While the “material conditions” for a socialist revolution against British and Irish capitalism had not developed by 1916, the impact of national and international events in the period following 1917 made such a revolution a real possibility.
The outbreak of the Russian Revolution and the revolutionary wave that swept Europe had a deeply radicalising effect on the working class on the island.
This radicalisation had an effect not only on the South, where opposition to British imperialism began to harden in the aftermath of the rising, but also among Protestant and Catholic workers in the North. This resulted in a whole series of local and national general strikes. “Soviets” – democratic workers’ councils – were proclaimed.
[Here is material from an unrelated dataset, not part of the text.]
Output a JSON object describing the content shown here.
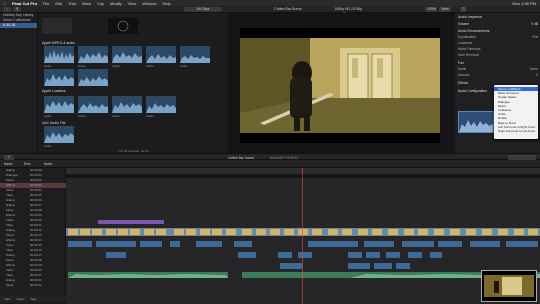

And, in some cases, strikers and workers took control of cities, such as Belfast and Limerick. A pro-socialist outlook developed within society.
The absence of a revolutionary socialist leadership, which could have united the working class and these movements in the struggle for socialist change, meant that the revolution of this period gave way to the counterrevolution of the partition of the island.
Tragically, Connolly did not live to see these events and therefore play the necessary role in building such a leadership.
Contrary to the mythology purported by today’s political establishment and mainstream historians, the “revolutionary period” of 1916 to 1922 did not give way to a positive outcome for working class people. What was created were two oppressive, sectarian states that failed to deliver for the needs of working class people, and still do to this day.
It is for these reasons that we must learn from the past, and strive to construct a socialist movement that can deliver the real change that working class people need.